But why do you have to pay too much?

STOP’S and it’s companion  CANCELLED STOP

So, you have a trading plan, you have setup’s which work, you have back-tested them, you have demo-traded them, they work. Still the moment you go Real, the S**t hit’s the fan and everything is blown right in your face. You don’t believe it. It can’t be possible, that the first trade you take after so much Demo-trading is the trade NOT working, is the trade going against you. Therefore, you cancel the Stop and, of course, it is the trend changing trade you took, it was the Top you bought or the Bottom you sold, and it just cost you more and more to accept defeat.

But there is a way out, there is a different way of thinking, which might help you to see the market a lot more objectively, which might be the emotional difference between having no problem of taking a Stop and cancelling the order, because you can’t believe it, that the market is doing this to you.

We all agree, that trading is all about probabilities. Say your trading setup has a 70% win rate. So on 7 trades out of 10 you should see your trade-setup work, on 3 you will loose on average. This means the probability, that your trade will go against you is 30%. Just mathematics, but once you open the trade these 30% weigh a lot more on your soul, than the 70% where the trade-setup is working.

But let’s take a different look:

Have you ever played poker or bought a lottery ticket? I’m sure the answer is YES. Both times you pay an amount of money to know for sure, whether you got lucky, whether you have the better cards or not. First it’s a probability, you have the chance to win, but after you paid for your ticket, for the right to see, you will know for sure.

You determine, that you have to use an 8 tick Stop to know that your Trade-setup is working or not. (If you could back this number by your statistics, where you analyzed a sufficient number of trades, just the better).

Trading ER2 that’s 80$/c. You trade 2c, so we talk about 160$.

So BEFORE you take the trade, you ask yourself:

Is it worth 160$, am I willing to pay the market 160$ to learn, whether this particular trade-setup is working or not. If the answer is NO, just leave the trade alone. Don’t look at this setup again, if it works or not, you decided, that it was not worth 160$ to learn about the truth, so that’s it. You don’t chase, you just wait for the next setup to appear and then you ask yourself the question again.

If the answer is YES, you take the trade, you set your stop, and if the stop is hit, it cost you exactly the 160$ you were willing to invest to learn about the truth.

For me, who always had a huge problem with stops, this opened a new world. I’m no longer staying in front of a freight train saying Stop and Reverse, I’m no longer jumping on a running train at full speed not knowing, if I have a chance to leave in case of emergency. I know in advance how much my ticket will cost me. The market is telling me with every tick, Chris, now it will cost you 100$, now 150$, now 200$ and now just 60$ to know if the trade-setup is working or not. The signal is there, but it is my decision to say, yes I’m willing to pay 80$ to know if this trade is working or not.

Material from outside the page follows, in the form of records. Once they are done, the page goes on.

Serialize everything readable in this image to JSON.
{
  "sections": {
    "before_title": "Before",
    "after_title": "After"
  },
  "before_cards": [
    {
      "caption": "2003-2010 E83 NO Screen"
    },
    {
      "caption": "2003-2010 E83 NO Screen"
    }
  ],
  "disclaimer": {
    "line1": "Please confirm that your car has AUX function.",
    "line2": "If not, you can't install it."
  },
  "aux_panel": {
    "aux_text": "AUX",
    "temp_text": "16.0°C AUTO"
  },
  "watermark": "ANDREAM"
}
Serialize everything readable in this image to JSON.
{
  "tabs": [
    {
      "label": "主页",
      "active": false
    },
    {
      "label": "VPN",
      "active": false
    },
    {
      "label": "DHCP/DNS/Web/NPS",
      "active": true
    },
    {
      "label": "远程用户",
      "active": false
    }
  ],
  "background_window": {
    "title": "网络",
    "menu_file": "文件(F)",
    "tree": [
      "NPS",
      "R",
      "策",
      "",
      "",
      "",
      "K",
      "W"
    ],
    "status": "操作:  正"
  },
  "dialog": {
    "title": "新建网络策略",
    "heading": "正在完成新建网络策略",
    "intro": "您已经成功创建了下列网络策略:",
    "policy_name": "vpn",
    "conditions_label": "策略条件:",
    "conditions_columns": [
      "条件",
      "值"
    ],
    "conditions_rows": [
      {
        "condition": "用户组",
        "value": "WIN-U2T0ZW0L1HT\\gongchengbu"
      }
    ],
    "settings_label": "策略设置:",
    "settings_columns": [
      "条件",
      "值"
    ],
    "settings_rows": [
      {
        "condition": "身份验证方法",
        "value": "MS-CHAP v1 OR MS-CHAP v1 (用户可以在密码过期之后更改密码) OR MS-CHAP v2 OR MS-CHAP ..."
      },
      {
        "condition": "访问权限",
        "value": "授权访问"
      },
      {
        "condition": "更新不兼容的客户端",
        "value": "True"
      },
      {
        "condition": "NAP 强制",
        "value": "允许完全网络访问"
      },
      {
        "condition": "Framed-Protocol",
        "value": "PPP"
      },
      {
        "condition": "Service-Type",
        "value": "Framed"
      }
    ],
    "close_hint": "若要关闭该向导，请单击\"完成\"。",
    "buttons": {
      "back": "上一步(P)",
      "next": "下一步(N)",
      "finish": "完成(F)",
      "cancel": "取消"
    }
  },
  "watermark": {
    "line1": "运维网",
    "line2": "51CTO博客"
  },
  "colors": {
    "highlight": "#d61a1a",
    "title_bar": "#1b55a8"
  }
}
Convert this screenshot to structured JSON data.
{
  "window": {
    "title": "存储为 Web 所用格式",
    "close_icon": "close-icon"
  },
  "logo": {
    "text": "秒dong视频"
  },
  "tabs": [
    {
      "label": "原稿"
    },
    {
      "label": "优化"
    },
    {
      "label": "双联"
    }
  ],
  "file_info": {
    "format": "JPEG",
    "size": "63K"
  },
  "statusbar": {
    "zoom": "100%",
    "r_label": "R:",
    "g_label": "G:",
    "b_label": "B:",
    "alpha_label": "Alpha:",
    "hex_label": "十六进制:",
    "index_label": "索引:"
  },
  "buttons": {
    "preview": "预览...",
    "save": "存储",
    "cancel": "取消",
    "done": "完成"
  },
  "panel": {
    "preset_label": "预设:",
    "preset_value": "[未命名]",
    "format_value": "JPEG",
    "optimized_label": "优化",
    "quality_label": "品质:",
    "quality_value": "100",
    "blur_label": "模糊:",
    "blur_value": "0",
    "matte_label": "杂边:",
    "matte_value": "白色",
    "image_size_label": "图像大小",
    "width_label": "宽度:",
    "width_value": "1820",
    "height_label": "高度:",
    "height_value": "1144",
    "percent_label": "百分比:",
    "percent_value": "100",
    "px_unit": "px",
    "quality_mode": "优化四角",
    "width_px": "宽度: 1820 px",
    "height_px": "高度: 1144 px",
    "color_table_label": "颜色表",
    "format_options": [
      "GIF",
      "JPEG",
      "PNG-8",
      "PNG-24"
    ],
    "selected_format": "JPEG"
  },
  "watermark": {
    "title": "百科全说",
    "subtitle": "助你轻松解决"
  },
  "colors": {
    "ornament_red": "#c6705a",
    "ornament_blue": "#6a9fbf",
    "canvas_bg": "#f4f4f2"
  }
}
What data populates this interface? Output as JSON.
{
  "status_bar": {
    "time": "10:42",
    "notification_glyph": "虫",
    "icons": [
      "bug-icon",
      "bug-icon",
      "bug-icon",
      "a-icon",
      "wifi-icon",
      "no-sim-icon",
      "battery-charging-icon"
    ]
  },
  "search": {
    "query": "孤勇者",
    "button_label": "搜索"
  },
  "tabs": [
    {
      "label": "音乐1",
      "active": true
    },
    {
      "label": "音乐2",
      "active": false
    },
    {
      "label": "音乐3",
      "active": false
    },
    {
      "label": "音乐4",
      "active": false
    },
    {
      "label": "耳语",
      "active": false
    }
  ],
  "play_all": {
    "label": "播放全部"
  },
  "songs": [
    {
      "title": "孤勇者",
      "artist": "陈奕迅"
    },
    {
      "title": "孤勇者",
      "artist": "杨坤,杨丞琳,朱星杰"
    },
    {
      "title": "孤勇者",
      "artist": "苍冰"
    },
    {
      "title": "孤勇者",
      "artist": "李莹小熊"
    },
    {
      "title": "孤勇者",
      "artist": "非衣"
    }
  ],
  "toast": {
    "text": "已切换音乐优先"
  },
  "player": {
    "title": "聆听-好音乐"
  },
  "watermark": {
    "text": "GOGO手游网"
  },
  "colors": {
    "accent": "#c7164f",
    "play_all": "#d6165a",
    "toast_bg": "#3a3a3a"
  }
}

Tuesday, July 12, 2005

Learning process

Best excuse for doing real dumb things I could come up with:-)

Recommended reading:  Getting the mind right.